As seen above, there are various reasons for a leveraged recapitalisation transaction. Subject to careful financial, legal and tax planning, and structuring, such a transaction may be very beneficial to both the shareholders and, to some extent, also the company. That being said, the consequences may also be disastrous for both creditors and employees (and the investors) if it is done in an overly aggressive manner.

About the author

Andreas Rötheli is an expert in corporate, M&A, corporate finance, and transactional real estate matters. He leads the corporate and M&A group of Lenz & Staehelin in Geneva.

Andreas Rötheli joined the firm in 1996, having studied law at the University of Geneva and New York University, and was made a partner in 2002. He is a member of the Geneva, Swiss, American and International Bar Associations, and lectures on the Masters of business law course at the University of Geneva. He is also a founding member and regular speaker at a yearly M&A conference entitled “Journée Fusions & Acquisitions”.

He speaks English, French and German.

Contact information

Andreas Rötheli
Lenz & Staehelin

Route de Chêne 30
CH-1211 Geneva 17

Tel: +41 58 450 70 00
Fax: +41 58 450 70 01
Web:www.lenzstaehelin.com


About the author

Stephan Erni is a senior associate in Lenz & Staehelin’s Zurich office. He regularly advises clients on domestic and international transactions and on corporate and commercial matters.
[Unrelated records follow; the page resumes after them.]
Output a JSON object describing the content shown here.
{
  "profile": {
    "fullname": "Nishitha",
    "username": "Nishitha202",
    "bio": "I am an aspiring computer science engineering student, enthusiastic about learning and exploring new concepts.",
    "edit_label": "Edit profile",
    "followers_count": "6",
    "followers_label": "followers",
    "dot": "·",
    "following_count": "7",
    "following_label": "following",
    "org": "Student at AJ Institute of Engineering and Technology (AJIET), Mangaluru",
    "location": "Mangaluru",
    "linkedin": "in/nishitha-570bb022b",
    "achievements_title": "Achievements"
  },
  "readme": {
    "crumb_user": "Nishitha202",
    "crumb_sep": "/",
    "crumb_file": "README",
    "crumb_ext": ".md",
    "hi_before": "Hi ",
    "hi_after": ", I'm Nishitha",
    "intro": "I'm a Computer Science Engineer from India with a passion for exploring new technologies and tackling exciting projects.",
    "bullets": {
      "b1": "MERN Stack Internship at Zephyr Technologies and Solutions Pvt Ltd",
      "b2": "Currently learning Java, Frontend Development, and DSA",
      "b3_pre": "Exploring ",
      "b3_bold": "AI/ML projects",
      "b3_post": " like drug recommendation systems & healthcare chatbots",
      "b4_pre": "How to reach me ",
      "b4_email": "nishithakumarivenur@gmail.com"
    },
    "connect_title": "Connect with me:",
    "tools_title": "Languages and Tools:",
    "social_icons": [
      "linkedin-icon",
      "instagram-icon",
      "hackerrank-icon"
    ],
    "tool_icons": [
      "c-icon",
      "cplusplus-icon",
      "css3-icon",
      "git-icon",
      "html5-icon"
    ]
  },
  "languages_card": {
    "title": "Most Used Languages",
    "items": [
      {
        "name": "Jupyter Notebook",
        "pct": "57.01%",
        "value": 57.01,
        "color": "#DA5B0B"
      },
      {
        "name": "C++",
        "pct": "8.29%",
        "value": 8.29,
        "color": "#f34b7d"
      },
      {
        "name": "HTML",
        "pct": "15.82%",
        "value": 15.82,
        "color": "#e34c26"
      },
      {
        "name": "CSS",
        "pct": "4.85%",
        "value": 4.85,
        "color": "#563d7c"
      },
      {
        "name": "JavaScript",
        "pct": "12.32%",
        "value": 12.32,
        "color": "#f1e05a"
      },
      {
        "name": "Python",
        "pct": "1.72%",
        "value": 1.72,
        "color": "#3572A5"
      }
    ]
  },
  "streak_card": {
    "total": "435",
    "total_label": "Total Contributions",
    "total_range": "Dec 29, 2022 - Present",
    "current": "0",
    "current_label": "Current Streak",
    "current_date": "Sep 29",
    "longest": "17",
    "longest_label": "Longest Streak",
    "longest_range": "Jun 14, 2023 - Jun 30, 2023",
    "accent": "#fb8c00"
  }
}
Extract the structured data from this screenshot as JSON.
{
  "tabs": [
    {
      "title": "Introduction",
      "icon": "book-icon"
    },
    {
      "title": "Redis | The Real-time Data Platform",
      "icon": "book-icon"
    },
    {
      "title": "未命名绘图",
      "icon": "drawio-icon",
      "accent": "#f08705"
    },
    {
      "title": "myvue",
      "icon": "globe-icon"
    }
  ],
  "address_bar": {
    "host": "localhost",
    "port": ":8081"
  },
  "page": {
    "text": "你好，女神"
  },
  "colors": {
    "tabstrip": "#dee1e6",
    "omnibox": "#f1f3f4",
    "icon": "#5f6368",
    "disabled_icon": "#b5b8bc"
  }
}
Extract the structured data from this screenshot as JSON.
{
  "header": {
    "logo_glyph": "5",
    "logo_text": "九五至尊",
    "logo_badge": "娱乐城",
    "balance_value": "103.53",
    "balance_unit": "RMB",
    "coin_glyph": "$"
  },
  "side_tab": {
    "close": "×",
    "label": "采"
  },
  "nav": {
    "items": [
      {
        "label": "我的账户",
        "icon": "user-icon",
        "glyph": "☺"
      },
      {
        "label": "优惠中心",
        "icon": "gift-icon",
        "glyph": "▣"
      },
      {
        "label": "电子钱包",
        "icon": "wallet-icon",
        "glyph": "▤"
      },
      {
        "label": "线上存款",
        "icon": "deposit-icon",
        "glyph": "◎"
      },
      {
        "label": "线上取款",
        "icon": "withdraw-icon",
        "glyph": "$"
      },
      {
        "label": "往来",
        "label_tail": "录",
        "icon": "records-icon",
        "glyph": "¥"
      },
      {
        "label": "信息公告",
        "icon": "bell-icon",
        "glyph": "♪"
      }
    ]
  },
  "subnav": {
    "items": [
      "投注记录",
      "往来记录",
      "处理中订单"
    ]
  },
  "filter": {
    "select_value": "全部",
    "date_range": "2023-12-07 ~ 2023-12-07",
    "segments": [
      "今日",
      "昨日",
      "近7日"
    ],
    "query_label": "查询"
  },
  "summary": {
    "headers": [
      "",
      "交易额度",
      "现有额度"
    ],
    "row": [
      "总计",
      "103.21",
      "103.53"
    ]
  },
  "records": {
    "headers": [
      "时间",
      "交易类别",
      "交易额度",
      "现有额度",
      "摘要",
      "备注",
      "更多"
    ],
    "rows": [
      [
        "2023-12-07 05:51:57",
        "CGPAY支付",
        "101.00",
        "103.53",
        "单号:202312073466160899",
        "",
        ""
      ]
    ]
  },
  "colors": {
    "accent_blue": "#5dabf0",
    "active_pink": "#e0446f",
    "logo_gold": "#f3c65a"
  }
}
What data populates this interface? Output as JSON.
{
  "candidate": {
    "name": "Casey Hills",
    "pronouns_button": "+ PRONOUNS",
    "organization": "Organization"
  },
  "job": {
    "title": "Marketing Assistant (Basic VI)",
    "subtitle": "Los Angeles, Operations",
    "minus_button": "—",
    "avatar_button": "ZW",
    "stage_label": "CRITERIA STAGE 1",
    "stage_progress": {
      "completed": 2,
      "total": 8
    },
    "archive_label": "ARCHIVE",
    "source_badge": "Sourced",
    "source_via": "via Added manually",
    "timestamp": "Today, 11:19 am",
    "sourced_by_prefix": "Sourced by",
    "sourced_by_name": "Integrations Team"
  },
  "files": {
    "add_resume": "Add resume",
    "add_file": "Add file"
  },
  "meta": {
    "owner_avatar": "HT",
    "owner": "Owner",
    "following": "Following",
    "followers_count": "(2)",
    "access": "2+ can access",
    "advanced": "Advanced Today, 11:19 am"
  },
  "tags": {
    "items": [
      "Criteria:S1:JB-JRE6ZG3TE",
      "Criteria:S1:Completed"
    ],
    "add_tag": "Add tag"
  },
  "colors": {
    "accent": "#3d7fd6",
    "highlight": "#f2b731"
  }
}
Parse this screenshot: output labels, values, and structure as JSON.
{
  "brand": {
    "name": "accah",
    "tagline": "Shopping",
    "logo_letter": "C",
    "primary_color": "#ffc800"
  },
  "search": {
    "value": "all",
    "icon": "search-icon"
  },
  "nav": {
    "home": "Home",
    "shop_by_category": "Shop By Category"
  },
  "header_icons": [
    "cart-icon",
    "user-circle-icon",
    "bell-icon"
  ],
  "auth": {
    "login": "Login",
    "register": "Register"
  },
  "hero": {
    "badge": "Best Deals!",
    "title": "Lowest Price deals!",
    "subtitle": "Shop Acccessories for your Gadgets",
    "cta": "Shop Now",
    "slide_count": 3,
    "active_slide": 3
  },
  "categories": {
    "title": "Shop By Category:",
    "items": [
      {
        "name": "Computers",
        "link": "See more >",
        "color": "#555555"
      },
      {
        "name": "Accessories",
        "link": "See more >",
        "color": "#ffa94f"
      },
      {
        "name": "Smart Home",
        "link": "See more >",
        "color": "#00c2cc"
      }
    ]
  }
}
Erni specialises in domestic and international M&A transactions, including public tender offers, and one of the main focuses of his practice is advising private equity firms in auction processes, both buy-side and sell-side.

Stephan Erni joined the firm in 2002, and has studied at the Universities of Zurich and Fribourg, and at the University of Virginia School of Law. He speaks English, German and French.

Contact information

Stephan Erni
Lenz & Staehelin

Bleicherweg 58
CH-8027 Zurich

Tel: +41 58 450 80 00
Fax: +41 58 450 80 01
Web:www.lenzstaehelin.com